Everyone encounters a lot of bad ideas and a lot of good ones too, but how can you tell the difference? One thing that’s a giveaway to bad ideas and bad thinking habits in general is the frequent assertion of unverifiable truths. This occurs commonly with people who insist on talking long and breathlessly about batches of unrelated conclusions that are usually about things external to their personal experience. The ideas are typically emotion-laden with innuendos of intentional mind control by powerful unseen manipulators. This sounds like a definition of paranoia, but when it isn’t mixed with noticeable delusional behavior it wouldn’t be defined that way, but perhaps it could be called paranoid-light.
Today I encountered a book that had a title that seemed to promise a clearer understanding of evolution, and how the concept behind that process could be applied to all sorts of processes along with biological evolution. The idea of the evolution of business was an early example, and that struck me as strange because Darwin’s book on the evolution of species (1859) had the same basic idea as Adam Smith‘s book on evolution of business, but Smith’s was published in 1776. Charles Darwin was eighty-three years tardy, and this new book adds another hundred and fifty-six years to the slow thinking, or two hundred and thirty-nine years slow. If Smith had only written a single paragraph on living forms, or even a single word in just the right place based on his ideas of how business evolved, we would possibly be calling evolutionary theory Smithism, rather than Darwinism. Smith’s “Hidden Hand” guiding economic and living transactions, with the idea that those that did well in those situations survived, is at root identical to Darwin’s “natural selection,” where living things most fitted to their local environment were the survivors.

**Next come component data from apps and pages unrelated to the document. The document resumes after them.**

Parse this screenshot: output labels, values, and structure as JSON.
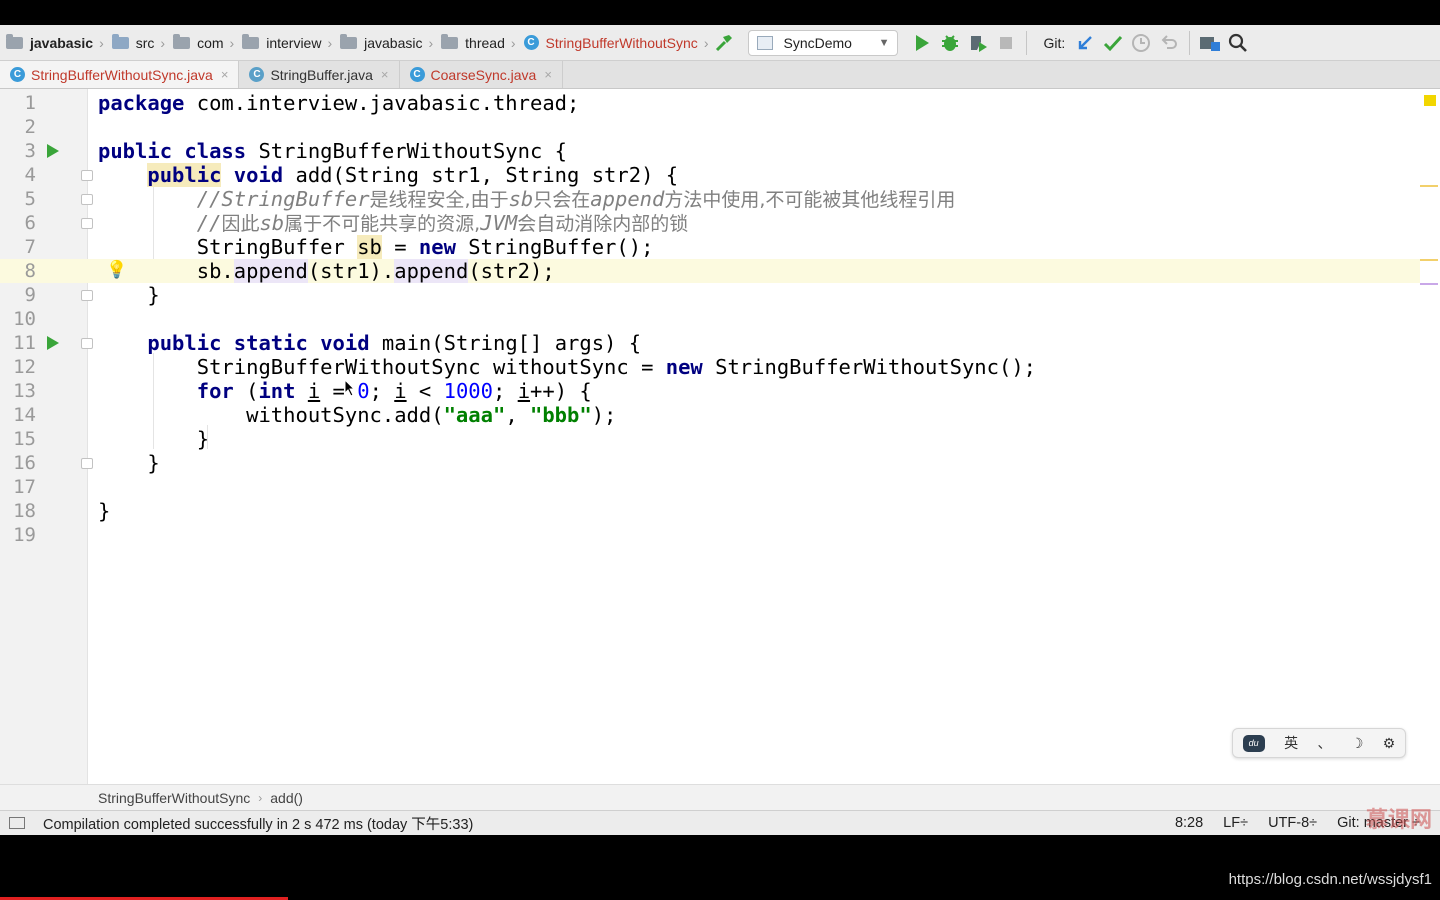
{
  "navbar": {
    "crumbs": [
      "javabasic",
      "src",
      "com",
      "interview",
      "javabasic",
      "thread",
      "StringBufferWithoutSync"
    ],
    "run_config": "SyncDemo",
    "git_label": "Git:"
  },
  "tabs": [
    {
      "label": "StringBufferWithoutSync.java",
      "close": "×"
    },
    {
      "label": "StringBuffer.java",
      "close": "×"
    },
    {
      "label": "CoarseSync.java",
      "close": "×"
    }
  ],
  "editor": {
    "line_numbers": [
      "1",
      "2",
      "3",
      "4",
      "5",
      "6",
      "7",
      "8",
      "9",
      "10",
      "11",
      "12",
      "13",
      "14",
      "15",
      "16",
      "17",
      "18",
      "19"
    ],
    "code": {
      "l1a": "package",
      "l1b": " com.interview.javabasic.thread;",
      "l3a": "public",
      "l3b": "class",
      "l3c": " StringBufferWithoutSync {",
      "l4a": "public",
      "l4b": "void",
      "l4c": " add(String str1, String str2) {",
      "l5a": "//StringBuffer",
      "l5b": "是线程安全,由于",
      "l5c": "sb",
      "l5d": "只会在",
      "l5e": "append",
      "l5f": "方法中使用,不可能被其他线程引用",
      "l6a": "//",
      "l6b": "因此",
      "l6c": "sb",
      "l6d": "属于不可能共享的资源,",
      "l6e": "JVM",
      "l6f": "会自动消除内部的锁",
      "l7a": "StringBuffer ",
      "l7b": "sb",
      "l7c": " = ",
      "l7d": "new",
      "l7e": " StringBuffer();",
      "l8a": "sb.",
      "l8b": "append",
      "l8c": "(str1).",
      "l8d": "append",
      "l8e": "(str2);",
      "l9": "}",
      "l11a": "public",
      "l11b": "static",
      "l11c": "void",
      "l11d": " main(String[] args) {",
      "l12a": "StringBufferWithoutSync withoutSync = ",
      "l12b": "new",
      "l12c": " StringBufferWithoutSync();",
      "l13a": "for",
      "l13b": " (",
      "l13c": "int",
      "l13d": " ",
      "l13e": "i",
      "l13f": " = ",
      "l13g": "0",
      "l13h": "; ",
      "l13i": "i",
      "l13j": " < ",
      "l13k": "1000",
      "l13l": "; ",
      "l13m": "i",
      "l13n": "++) {",
      "l14a": "withoutSync.add(",
      "l14b": "\"aaa\"",
      "l14c": ", ",
      "l14d": "\"bbb\"",
      "l14e": ");",
      "l15": "}",
      "l16": "}",
      "l18": "}"
    }
  },
  "ime": {
    "du": "du",
    "lang": "英",
    "punct": "、",
    "moon": "☽",
    "gear": "⚙"
  },
  "codecrumb": {
    "cls": "StringBufferWithoutSync",
    "sep": "›",
    "method": "add()"
  },
  "status": {
    "message": "Compilation completed successfully in 2 s 472 ms (today 下午5:33)",
    "position": "8:28",
    "line_sep": "LF÷",
    "encoding": "UTF-8÷",
    "git": "Git: master ÷"
  },
  "watermark": "慕课网",
  "url": "https://blog.csdn.net/wssjdysf1",
  "colors": {
    "keyword": "#000080",
    "string": "#008000",
    "number": "#0000ff",
    "comment": "#808080",
    "active_tab": "#c0392b",
    "run_green": "#3aa53a"
  }
}
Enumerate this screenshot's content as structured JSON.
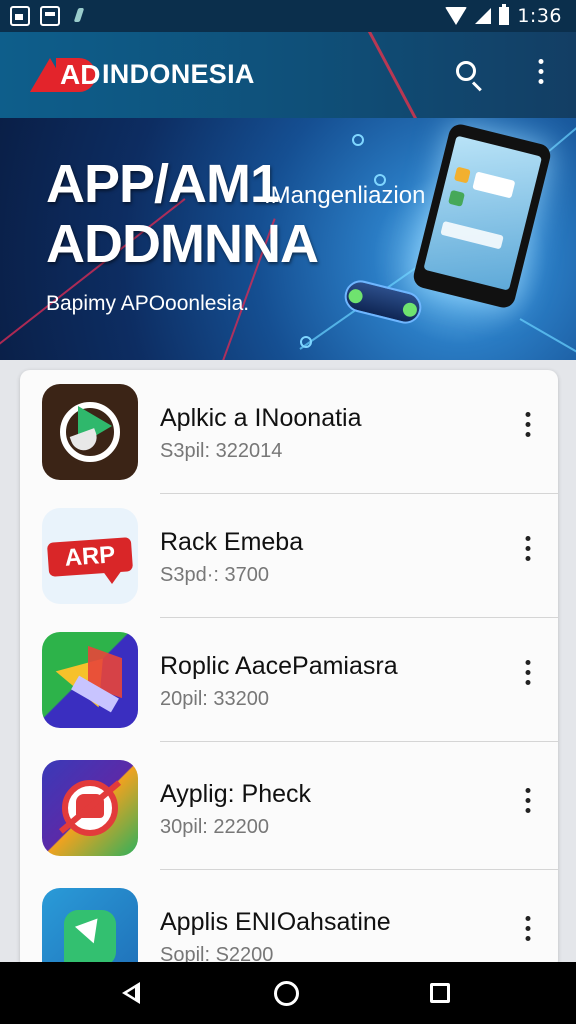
{
  "status_bar": {
    "time": "1:36",
    "icons": [
      "photo-notification-icon",
      "message-notification-icon",
      "hand-notification-icon",
      "wifi-icon",
      "signal-icon",
      "battery-icon"
    ]
  },
  "app_bar": {
    "logo_mark": "AD",
    "title": "INDONESIA",
    "actions": [
      "search-icon",
      "more-vert-icon"
    ],
    "colors": {
      "background": "#0f5680",
      "logo_red": "#e3242b"
    }
  },
  "banner": {
    "title_line1": "APP/AM1",
    "title_line2": "ADDMNNA",
    "subtitle": "IMangenliazion",
    "tagline": "Bapimy APOoonlesia."
  },
  "apps": [
    {
      "title": "Aplkic a INoonatia",
      "subtitle": "S3pil:  322014",
      "icon": "play-circle-icon"
    },
    {
      "title": "Rack Emeba",
      "subtitle": "S3pd·:  3700",
      "icon": "app-badge-icon",
      "icon_text": "ARP"
    },
    {
      "title": "Roplic AacePamiasra",
      "subtitle": "20pil:  33200",
      "icon": "colorful-play-icon"
    },
    {
      "title": "Ayplig: Pheck",
      "subtitle": "30pil:  22200",
      "icon": "android-blocked-icon"
    },
    {
      "title": "Applis ENIOahsatine",
      "subtitle": "Sopil:  S2200",
      "icon": "green-play-icon"
    }
  ],
  "nav_bar": {
    "buttons": [
      "back-icon",
      "home-icon",
      "recents-icon"
    ]
  }
}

I won’t bother with the title of the book I put down, because it would just cause argument, and what I want to suggest is for you, and me, to watch for unsubstantiated assertions, but even more importantly “unsubstantiatable assertions”. The idea is not to believe things that have no possibility of being shown to be founded in provable fact.
The philosopher of science Karl Popper applies the idea of potential falsifiability to scientific ideas, but I am thinking about that idea of falsifiability in ordinary life situations, and not scientific, requiring that high standard of your acquaintances. Karl Popper (1902–1994) Austro-British philosopher of empirical falsification and critical rationalism: In so far as a scientific statement speaks about reality, it must be falsifiable: and in so far as it is not falsifiable, it does not speak about reality.
Perhaps I’m being too harsh. — Avoid people who talk nonsense.